Tuesday, 4 August 2015

Razzle Dazzle

Dazzle Ship
Here is the Mersey ferry 'Snowdrop' crossing the river heading for Seacombe and decked out in Dazzle, or to be more precise it is called "Everybody Razzle Dazzle" and the design is by Sir Peter Blake, a pioneer of pop art with a impish sense of humour.  I imagine he enjoyed this project.  I'm rather fond of his collages, of which the most famous is the cover of the Beatle's Sergeant Peppers Lonely Heart Club Band album.

The Dazzle project was part of the Liverpool biennial but also to mark World War One which was when the artist Norman Wilkinson (1878-1971) came up with this idea to protect naval ships. Unlike normal camouflage whose objective is to hide,  this camouflage's idea was to mislead by making it difficult to estimate speed and bearing.  Every ship design was different, for the full dazzling differences feast your eyes here  (HMS Argus is confusing enough on a photo goodness only knows what it looked like on the high seas).  The connection with Liverpool is that the Dazzle ships of WW1 were mostly painted there.  When not serving in the navy and inventing Dazzle Norman Wilkinson was a fine maritime painter.  My first introduction to his work was the LMS railways travel posters of the 1920s and 1930s, today highly collectable items but for those without deep pockets available on postcards. I could have gone with a Liverpool view but as a contrast show a scene nearer in distance to where I live,  a dazzling day of
gentle sailing on Windermere.
Dazzle Ship
Time to return to the Liverpool waterfront and the pilot ship Edmund Gardner in Canning Dry Dock with its Dazzle stripes.  Unfortunately all the area was padlocked and barricaded off so this was the best angle I could get, although the following day I did take some pictures from the rain splattered windows of the Maritime Museum, none of them very good, but the next photo at least shows more of the stripes
The Dazzle is by the artist Carlos Cruz-Diez (Induction Chromatique à Double Fréquence pour l'Edmund Gardner Ship, Liverpool, Paris 2014).

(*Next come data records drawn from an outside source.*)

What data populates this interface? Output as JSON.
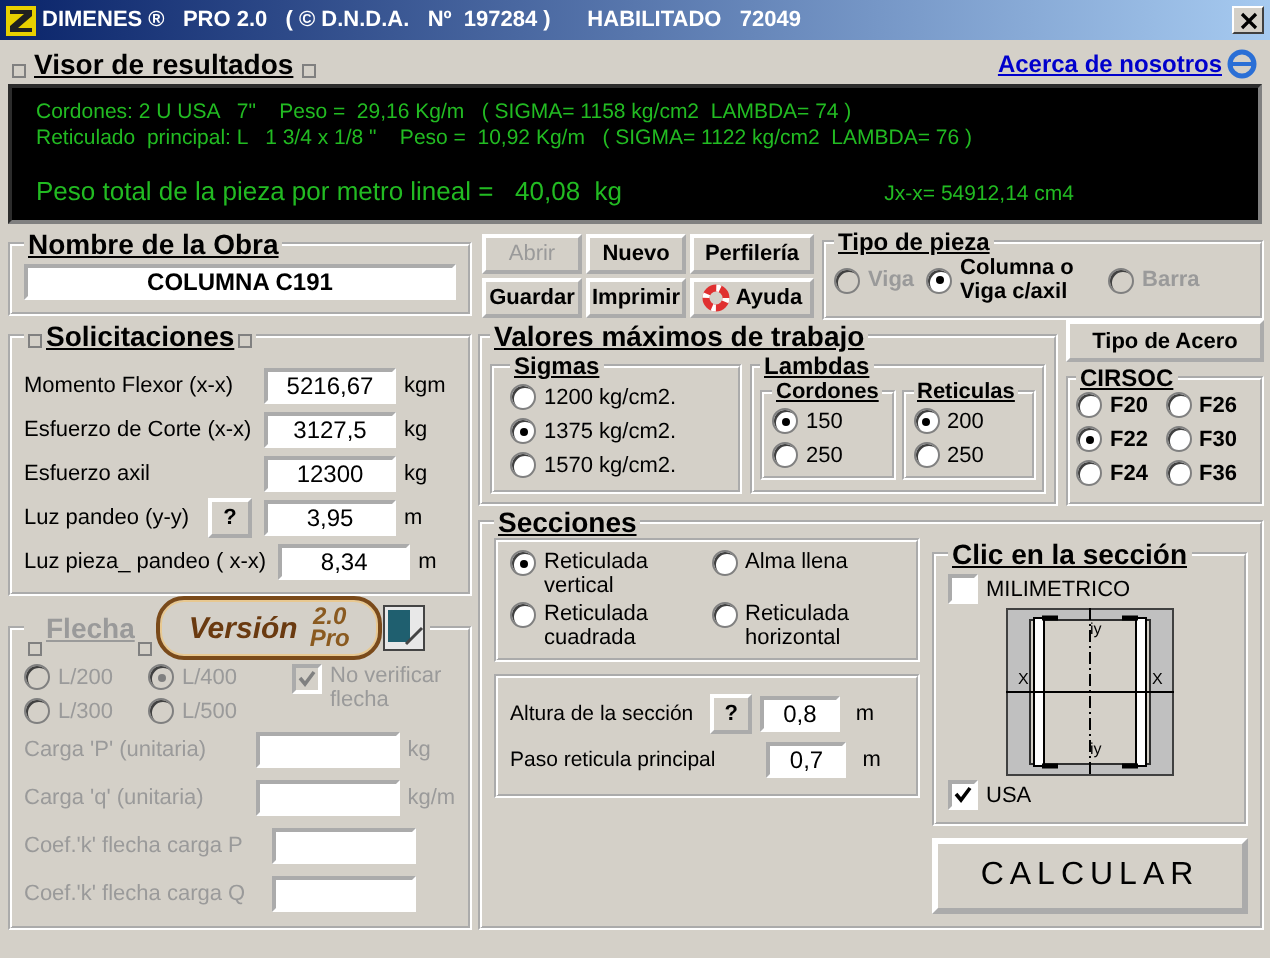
{
  "window": {
    "title": "DIMENES ®   PRO 2.0   ( © D.N.D.A.   Nº  197284 )      HABILITADO   72049"
  },
  "results": {
    "title": "Visor de resultados",
    "about_link": "Acerca de nosotros",
    "lines": [
      "Cordones: 2 U USA   7\"    Peso =  29,16 Kg/m   ( SIGMA= 1158 kg/cm2  LAMBDA= 74 )",
      "Reticulado  principal: L   1 3/4 x 1/8 \"    Peso =  10,92 Kg/m   ( SIGMA= 1122 kg/cm2  LAMBDA= 76 )"
    ],
    "total": "Peso total de la pieza por metro lineal =   40,08  kg",
    "inertia": "Jx-x= 54912,14 cm4"
  },
  "project": {
    "title": "Nombre de la Obra",
    "value": "COLUMNA C191"
  },
  "loads": {
    "title": "Solicitaciones",
    "rows": [
      {
        "label": "Momento Flexor (x-x)",
        "value": "5216,67",
        "unit": "kgm"
      },
      {
        "label": "Esfuerzo de Corte (x-x)",
        "value": "3127,5",
        "unit": "kg"
      },
      {
        "label": "Esfuerzo axil",
        "value": "12300",
        "unit": "kg"
      },
      {
        "label": "Luz pandeo (y-y)",
        "help": "?",
        "value": "3,95",
        "unit": "m"
      },
      {
        "label": "Luz pieza_ pandeo ( x-x)",
        "value": "8,34",
        "unit": "m"
      }
    ]
  },
  "version_badge": {
    "text": "Versión",
    "number": "2.0",
    "edition": "Pro"
  },
  "deflection": {
    "title": "Flecha",
    "disabled": true,
    "options": [
      {
        "label": "L/200",
        "selected": false
      },
      {
        "label": "L/400",
        "selected": true
      },
      {
        "label": "L/300",
        "selected": false
      },
      {
        "label": "L/500",
        "selected": false
      }
    ],
    "no_verify": {
      "label": "No verificar flecha",
      "checked": true
    },
    "fields": [
      {
        "label": "Carga 'P' (unitaria)",
        "unit": "kg"
      },
      {
        "label": "Carga 'q' (unitaria)",
        "unit": "kg/m"
      },
      {
        "label": "Coef.'k' flecha carga P"
      },
      {
        "label": "Coef.'k' flecha carga Q"
      }
    ]
  },
  "toolbar": {
    "buttons": [
      {
        "label": "Abrir",
        "disabled": true
      },
      {
        "label": "Nuevo",
        "disabled": false
      },
      {
        "label": "Perfilería",
        "disabled": false
      },
      {
        "label": "Guardar",
        "disabled": false
      },
      {
        "label": "Imprimir",
        "disabled": false
      },
      {
        "label": "Ayuda",
        "disabled": false,
        "kind": "help"
      }
    ]
  },
  "piece_type": {
    "title": "Tipo de pieza",
    "options": [
      {
        "label": "Viga",
        "selected": false,
        "disabled": true
      },
      {
        "label": "Columna o Viga c/axil",
        "selected": true,
        "disabled": false
      },
      {
        "label": "Barra",
        "selected": false,
        "disabled": true
      }
    ]
  },
  "max_values": {
    "title": "Valores máximos de trabajo",
    "sigmas": {
      "title": "Sigmas",
      "options": [
        {
          "label": "1200 kg/cm2.",
          "selected": false
        },
        {
          "label": "1375 kg/cm2.",
          "selected": true
        },
        {
          "label": "1570 kg/cm2.",
          "selected": false
        }
      ]
    },
    "lambdas": {
      "title": "Lambdas",
      "groups": [
        {
          "title": "Cordones",
          "options": [
            {
              "label": "150",
              "selected": true
            },
            {
              "label": "250",
              "selected": false
            }
          ]
        },
        {
          "title": "Reticulas",
          "options": [
            {
              "label": "200",
              "selected": true
            },
            {
              "label": "250",
              "selected": false
            }
          ]
        }
      ]
    }
  },
  "steel": {
    "button": "Tipo de Acero",
    "title": "CIRSOC",
    "options": [
      {
        "label": "F20",
        "selected": false
      },
      {
        "label": "F26",
        "selected": false
      },
      {
        "label": "F22",
        "selected": true
      },
      {
        "label": "F30",
        "selected": false
      },
      {
        "label": "F24",
        "selected": false
      },
      {
        "label": "F36",
        "selected": false
      }
    ]
  },
  "sections": {
    "title": "Secciones",
    "options": [
      {
        "label": "Reticulada vertical",
        "selected": true
      },
      {
        "label": "Alma llena",
        "selected": false
      },
      {
        "label": "Reticulada cuadrada",
        "selected": false
      },
      {
        "label": "Reticulada horizontal",
        "selected": false
      }
    ],
    "height": {
      "label": "Altura de la sección",
      "help": "?",
      "value": "0,8",
      "unit": "m"
    },
    "step": {
      "label": "Paso reticula principal",
      "value": "0,7",
      "unit": "m"
    }
  },
  "click_section": {
    "title": "Clic en la sección",
    "milimetric": {
      "label": "MILIMETRICO",
      "checked": false
    },
    "axis_labels": [
      "X",
      "X",
      "iy",
      "iy"
    ],
    "usa": {
      "label": "USA",
      "checked": true
    }
  },
  "calculate_button": "CALCULAR"
}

Lastly to complete the trio of Dazzle ships here is one I had no difficulty photographing from every angle because it was moored near Blackfriars Bridge in London and I merrily clicked my way along both banks of the Thames.
Dazzle Ship
This is HMS President one of the three present day surviving Royal Naval ships of World War One (its date of 1918 may be a clue to one of the reasons it survived). This time the artist is Tobias Rehberger. When I took this photograph in May it was due to be officially 'launched ' in June so I wonder if the men at the front by the tug were putting some finishing touches or cleaning it.
Here is the ship's stern giving a closer view of the design and taken from the Victoria Embankment where she is moored.

All three ships were part of the  "14-18-NOW" WW1 Centenary Arts Commission.

An entry to ABC Wednesday, a journey through the alphabet, this week moored at D here


Photo Cache said...

I like them boats all decked out like that.


Roger Owen Green said...

GREAT colors on the boats.


Arnoldo L. Romero, MLA said...

I LOVE the colorful ships!

Leslie: said...

Love this! So DAZZLING! lol I am coming back to Liverpool (hopefully next year) because I didn't get to see enough back in 2012.

abcw team

aspiritofsimplicity said...

wow! I have never seen or even heard of anything like that. They are brilliant!!

Trubes said...

The concept of The Razzle Dazzle paint on ships was rather clever in deterring the enemy.
It's so good to see our beloved Mersey Ferry Boats sailing too and from the Wirral with their gaily painted livery.
Sure to dazzle every one!

Best wishes,
ABCW team.

Melody Steenkamp said...

What a work... to design it, to do it...

Melody (abvw)